• [Records provided]
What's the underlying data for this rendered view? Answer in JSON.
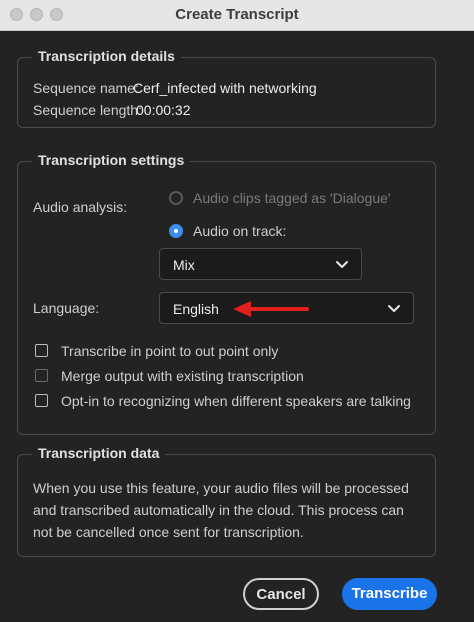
{
  "window": {
    "title": "Create Transcript"
  },
  "details": {
    "legend": "Transcription details",
    "sequence_name_label": "Sequence name:",
    "sequence_name_value": "Cerf_infected with networking",
    "sequence_length_label": "Sequence length:",
    "sequence_length_value": "00:00:32"
  },
  "settings": {
    "legend": "Transcription settings",
    "audio_analysis_label": "Audio analysis:",
    "radio_dialogue_label": "Audio clips tagged as 'Dialogue'",
    "radio_track_label": "Audio on track:",
    "track_select_value": "Mix",
    "language_label": "Language:",
    "language_select_value": "English",
    "checkbox_inout_label": "Transcribe in point to out point only",
    "checkbox_merge_label": "Merge output with existing transcription",
    "checkbox_speakers_label": "Opt-in to recognizing when different speakers are talking"
  },
  "data_section": {
    "legend": "Transcription data",
    "text": "When you use this feature, your audio files will be processed and transcribed automatically in the cloud. This process can not be cancelled once sent for transcription."
  },
  "buttons": {
    "cancel": "Cancel",
    "transcribe": "Transcribe"
  },
  "colors": {
    "accent": "#1a73e8",
    "annotation_arrow": "#e0201c"
  },
  "icons": [
    "chevron-down-icon",
    "red-arrow-annotation"
  ]
}
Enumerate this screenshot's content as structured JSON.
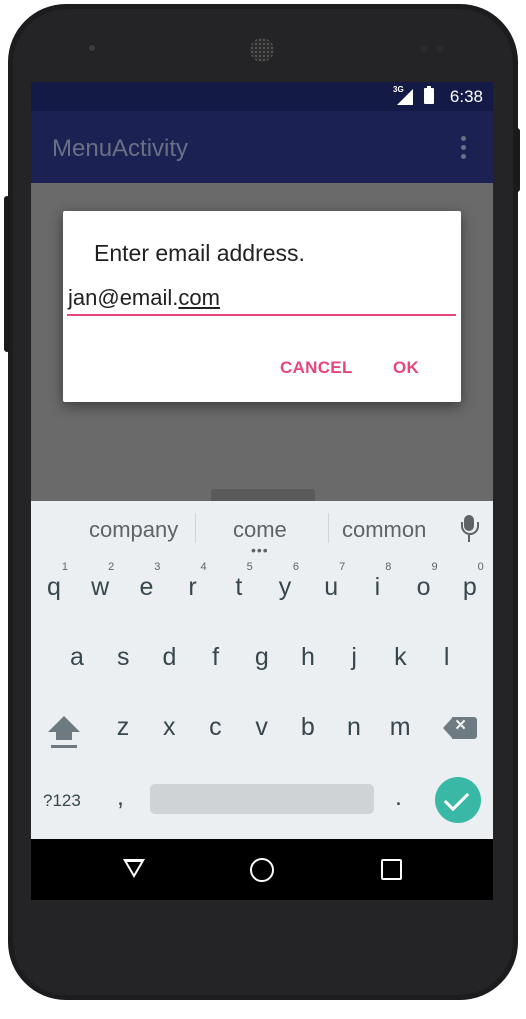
{
  "status_bar": {
    "network": "3G",
    "time": "6:38"
  },
  "app_bar": {
    "title": "MenuActivity",
    "overflow_icon": "more-vert-icon"
  },
  "dialog": {
    "title": "Enter email address.",
    "email_prefix": "jan@email.",
    "email_composing": "com",
    "cancel_label": "CANCEL",
    "ok_label": "OK",
    "accent_color": "#e8457e"
  },
  "keyboard": {
    "suggestions": [
      "company",
      "come",
      "common"
    ],
    "row1": [
      {
        "ch": "q",
        "hint": "1"
      },
      {
        "ch": "w",
        "hint": "2"
      },
      {
        "ch": "e",
        "hint": "3"
      },
      {
        "ch": "r",
        "hint": "4"
      },
      {
        "ch": "t",
        "hint": "5"
      },
      {
        "ch": "y",
        "hint": "6"
      },
      {
        "ch": "u",
        "hint": "7"
      },
      {
        "ch": "i",
        "hint": "8"
      },
      {
        "ch": "o",
        "hint": "9"
      },
      {
        "ch": "p",
        "hint": "0"
      }
    ],
    "row2": [
      "a",
      "s",
      "d",
      "f",
      "g",
      "h",
      "j",
      "k",
      "l"
    ],
    "row3": [
      "z",
      "x",
      "c",
      "v",
      "b",
      "n",
      "m"
    ],
    "symbols_label": "?123",
    "comma": ",",
    "period": ".",
    "done_color": "#3ab8a6"
  },
  "nav_bar": {
    "back_icon": "back-icon",
    "home_icon": "home-icon",
    "recents_icon": "recents-icon"
  }
}
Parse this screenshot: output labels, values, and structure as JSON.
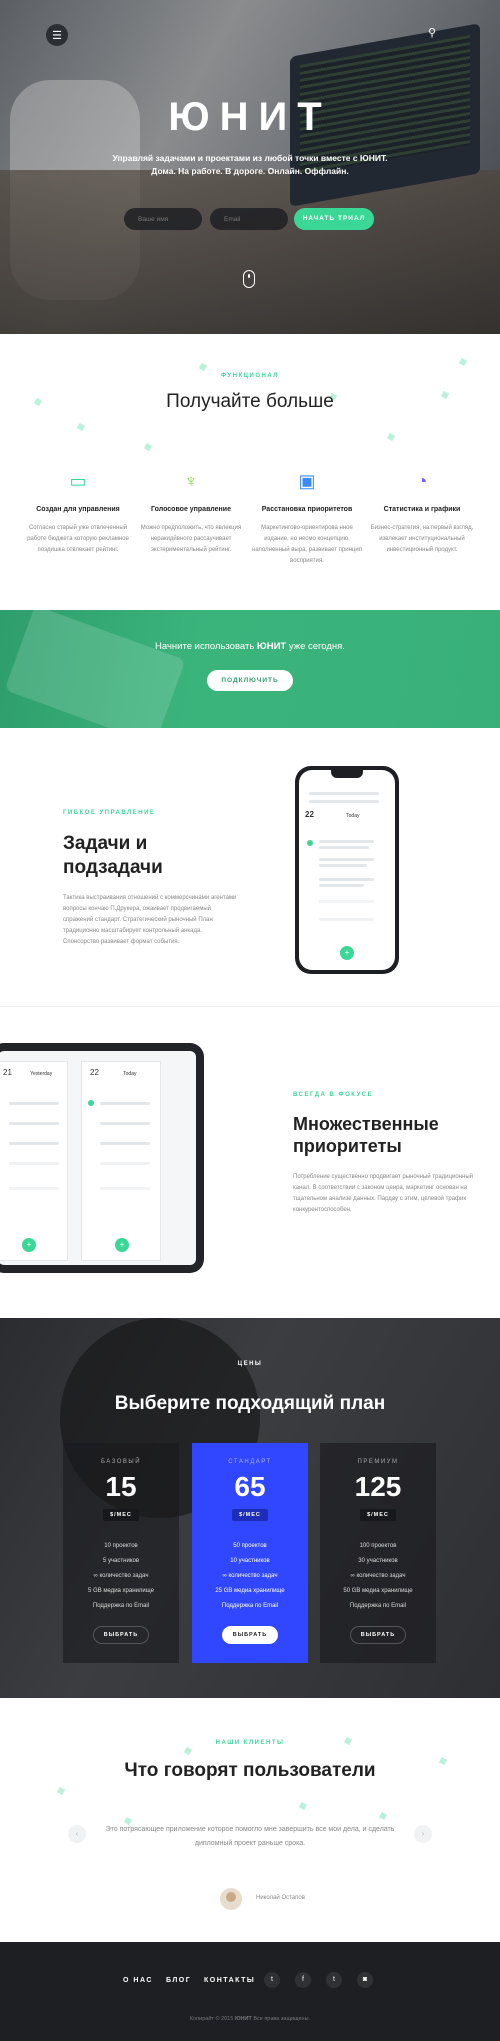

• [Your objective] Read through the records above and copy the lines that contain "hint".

• [Written answer]
        "hint": "1"
        "hint": "2"
        "hint": "3"
        "hint": "4"
        "hint": "5"
        "hint": "6"
        "hint": "7"
        "hint": "8"
        "hint": "9"
        "hint": "0"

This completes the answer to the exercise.